At a recent Underscore that I facilitated, I shared the following quote from Zenju Earthlyn Manuel, a Zen Buddhist priest in Oakland, CA: “Awareness of oneness in life includes difference” (Manuel, 2015). Manuel’s notion that “an idea of harmony with an understanding that difference exists within oneness” (Manuel, 2015) feels important to me, both on a sociocultural level as well as what I experience within my creative endeavors such as improvisational ensemble dancing.
One of the most rewarding yet mysterious aspects of the practice of the Underscore, for me, is its ability to foster greater permeability between its participants so that ensemble dancing seems to happen more readily than during the dyad-heavy atmosphere within most contact improvisation jams. At the same time, the ability for everyone to have their own dance (while in relationship to each other) still remains accessible.
The word “composition” can have as its definition “a collection of a whole from parts.” The composition of the word “composition” itself contains “com” which can mean “together” and “position” which may be defined as the verbs to put, to place, to settle, to situate, to dwell; oftentimes, “position” may also refer to a place occupied by a person or a thing. These notions feel strongly present for me in my dancing, writing, and photography; for others, perhaps just as important their music, their visual arts, and their science. Understanding that parts combine to create a whole feels central to many of the ways I navigate this world–perhaps, in part, from my Japanese upbringing being inclusive of collectivist cultural norms.
In preparation for that particular Underscore that I facilitated, I pulled a couple of random aspects of composition from Mike Vargas’s essay, “86 Aspects of Composition” (Vargas, 2003). (I didn’t have my 86 Aspects deck, so I used an online random number generator.) One of the aspects I pulled was for Responsibility: “How do social and environmental conscience influence the process of the creator, the perceiver, and other elements of the composition?”
I believe the permeability between “social and environmental conscience” and Contact Improvisation needs to increase in order for there to be responsibility. The composition can not just include the dancers, the studio, and the space between, but also the assumptions within the culture, the pervasive power differentials amongst participants, and the understanding of transgressions–as well as those who have experienced marginalization, those who have been invisibilized, and those who have either been removed or have removed themselves from the room due to oppression, harassment, and abuse.

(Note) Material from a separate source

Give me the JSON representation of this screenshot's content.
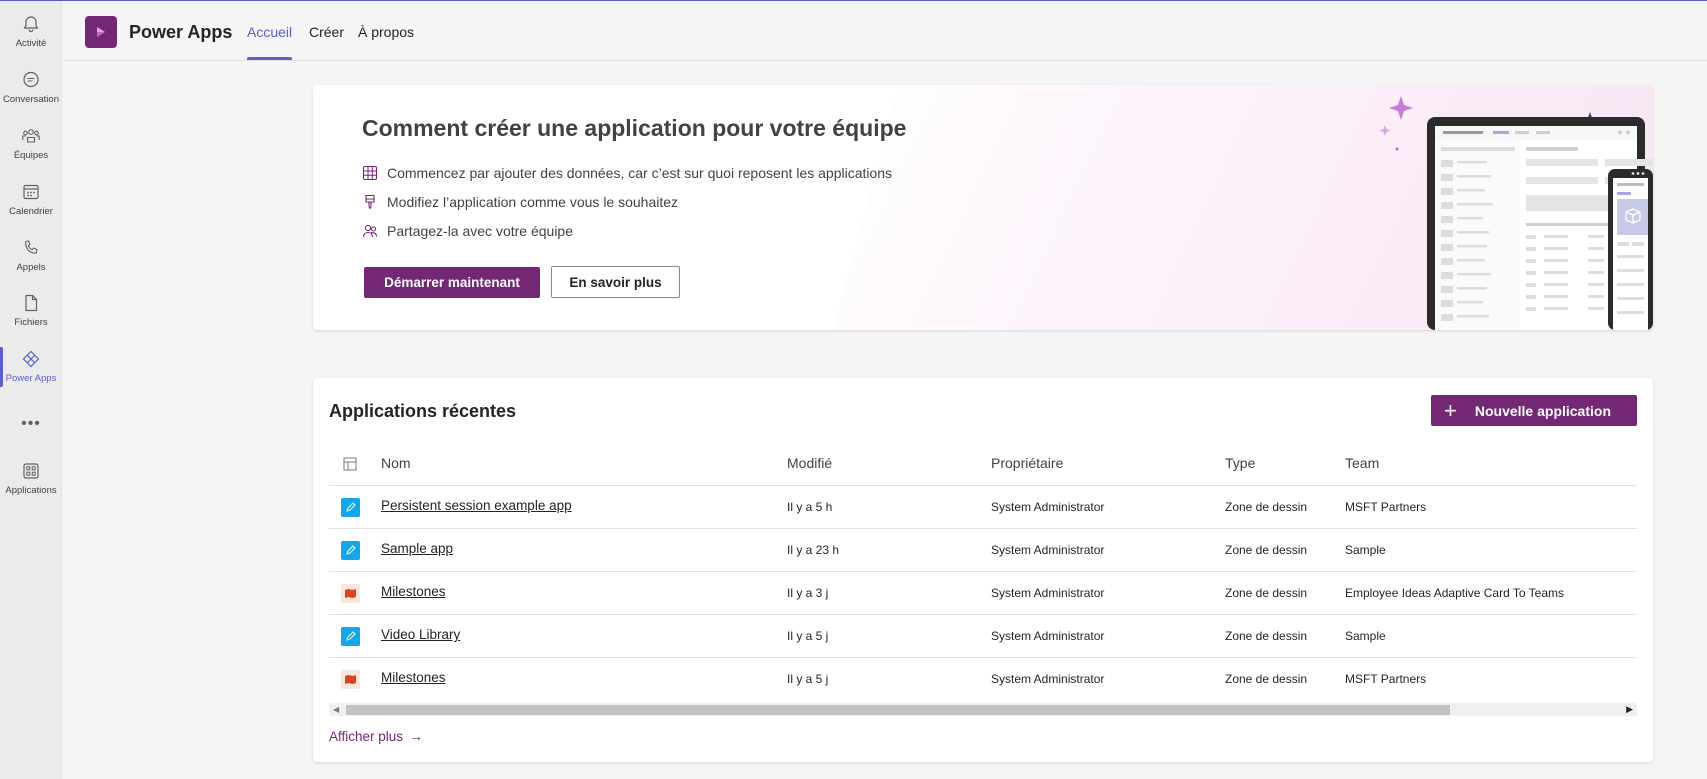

Including these sociocultural perspectives feels critical for my dancing, as I strive daily to bring more of myself into everything that I do; doing otherwise seems to me like yet another way I bypass my discomforts and further marginalize my identities. As I dance these days, I feel a greater sense of responsibility to expand my awareness and consciousness both outward beyond the walls of the studio and inward into my cells, cultures, and ancestry. Without them, my compositional perspective feels skewed and incomplete. My hope is that I will have opportunities to be more inclusive of these wider perspectives within in my compositions in my dance and everywhere else in my life.
Manuel, Z. E. (2015). The way of tenderness: Awakening through race, sexuality, and gender. Simon and Schuster.
Vargas, M. (2003). Looking at composition is like painting the Golden Gate Bridge: 86 aspects of composition. Contact Quarterly, 28(2), 28-34.